Based on our February coaching calls, we know that everyone is immersed in the Community Readiness Assessment (CRA) process. Because of the level of effort and time needed to conduct and score each of the key informant interviews, it is unlikely you are thinking about the next step of the CRA process. Though the key informant interviews and the subsequent scoring of the interviews are crucial for understanding a community’s readiness to address language acquisition/language retention, with the insight you have developed from scoring each of the dimensions, you are now ready to develop goals and strategies for improving community readiness.
The first step is to look at the distribution of scores for each of the six dimensions. Are they all about the same? Are some high and some low? If you have one or more dimensions with lower scores than the others, it is suggested to focus efforts on goals and strategies that will increase a community’s readiness for that dimension(s). Be sure that level of the intervention or strategy is consistent with the score for the dimension. This is of utmost important because to be successful in increasing community readiness for any of the dimensions, all efforts toward making change within a community must begin with a goal and strategies appropriate for the stage of readiness (the goals and strategies section of the of the Community Readiness Model handbook begin on page 35).
For example, if your scoring of the Dimension B. Community Knowledge of the Efforts yielded a score of 4.6, the “Preplanning” phase, you would follow the strategies that address the goal of the phase, which is to Raise Awareness with Concrete Ideas. In this phase, it is suggested that you use the following strategies:
Introduce information about language acquisition/language retention through presentations and media, with a goal of raising general awareness.
Visit and invest community leaders in the language acquisition/language retention efforts.
Review existing efforts in community (curriculum, programs, activities) and consider the degree of success of the efforts.
Conduct local focus groups to discuss language acquisition/language retention efforts and related issues and develop some basic strategies.

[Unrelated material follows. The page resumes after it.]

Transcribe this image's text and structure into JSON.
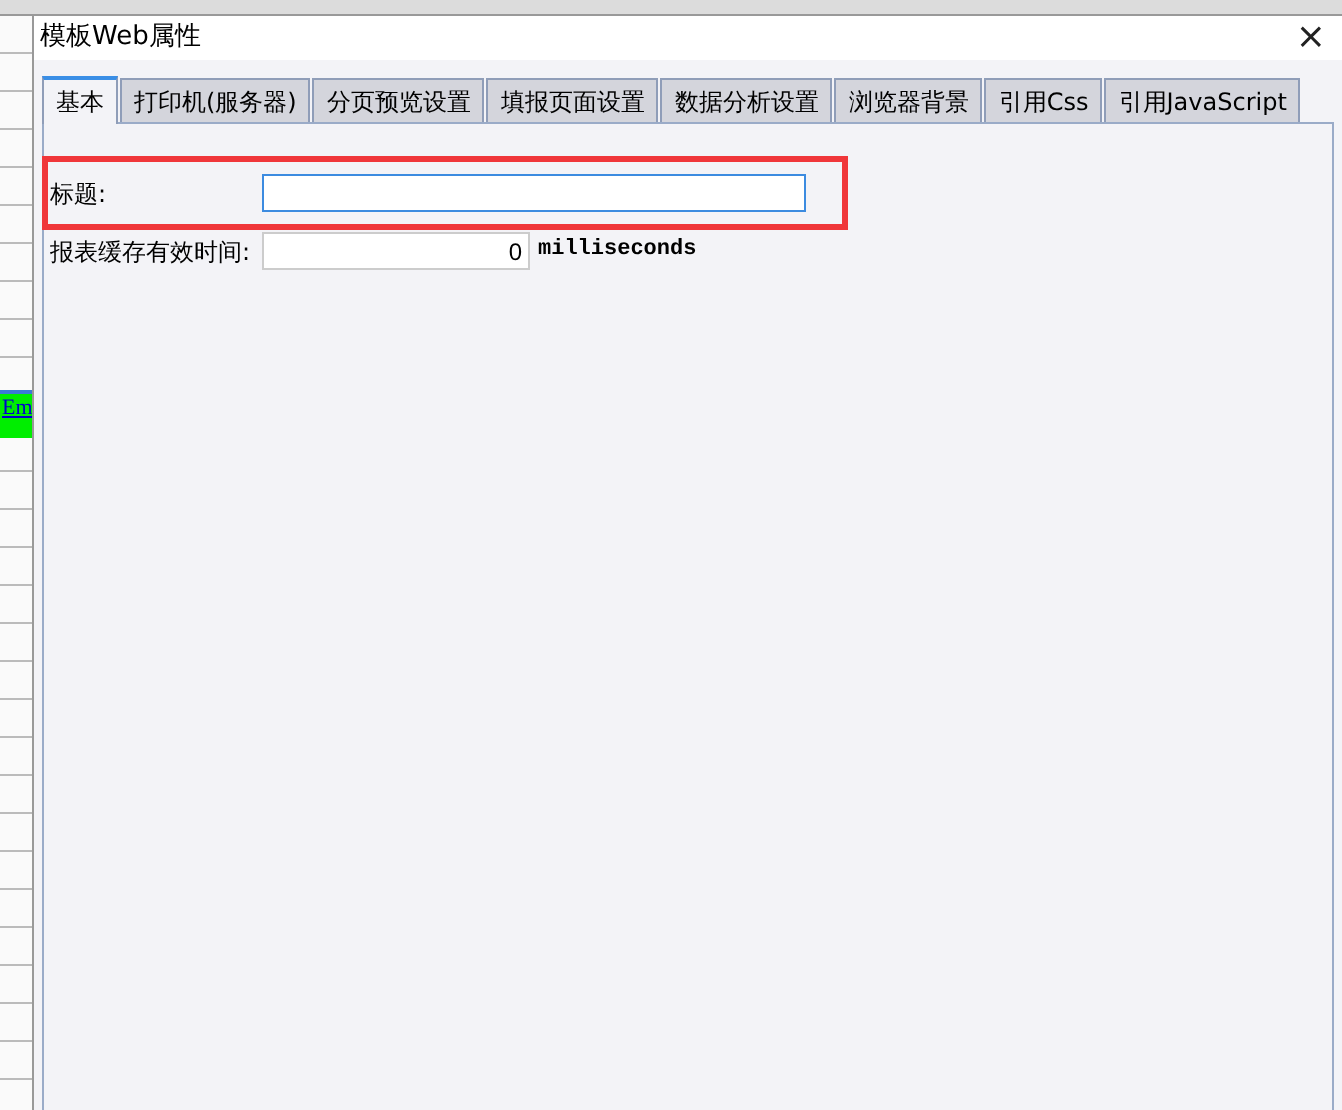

Increase media exposure through radio and television public service announcements.
Remember, it is the dimension score that serves as a “roadmap” to documenting efforts that need to be exhausted before attempting progression to the next phase of community readiness. This increases the likelihood that the “brainstorming” of ideas to operationalize activities are in congruence with the phase strategies.
Happy planning for your future language acquisition/language retention efforts!
This article is based on the work of Barbara Plested, Pamela Jumper-Thurman, and Ruth W. Edwards.
Source: Plested, B.A.; Jumper-Thurman, P.; & Edwards, R.W (2006, September). Community Readiness: Advancing Suicide Prevention in Native communities (Community Readiness Model handbook). Center for Applied Studies in American Ethnicity, Colorado State University, Fort Collins, CO. https://www.samhsa.gov/sites/default/files/tribal_tta_center_2.3.b_commreadinessmanual_final_3.6.14.pdf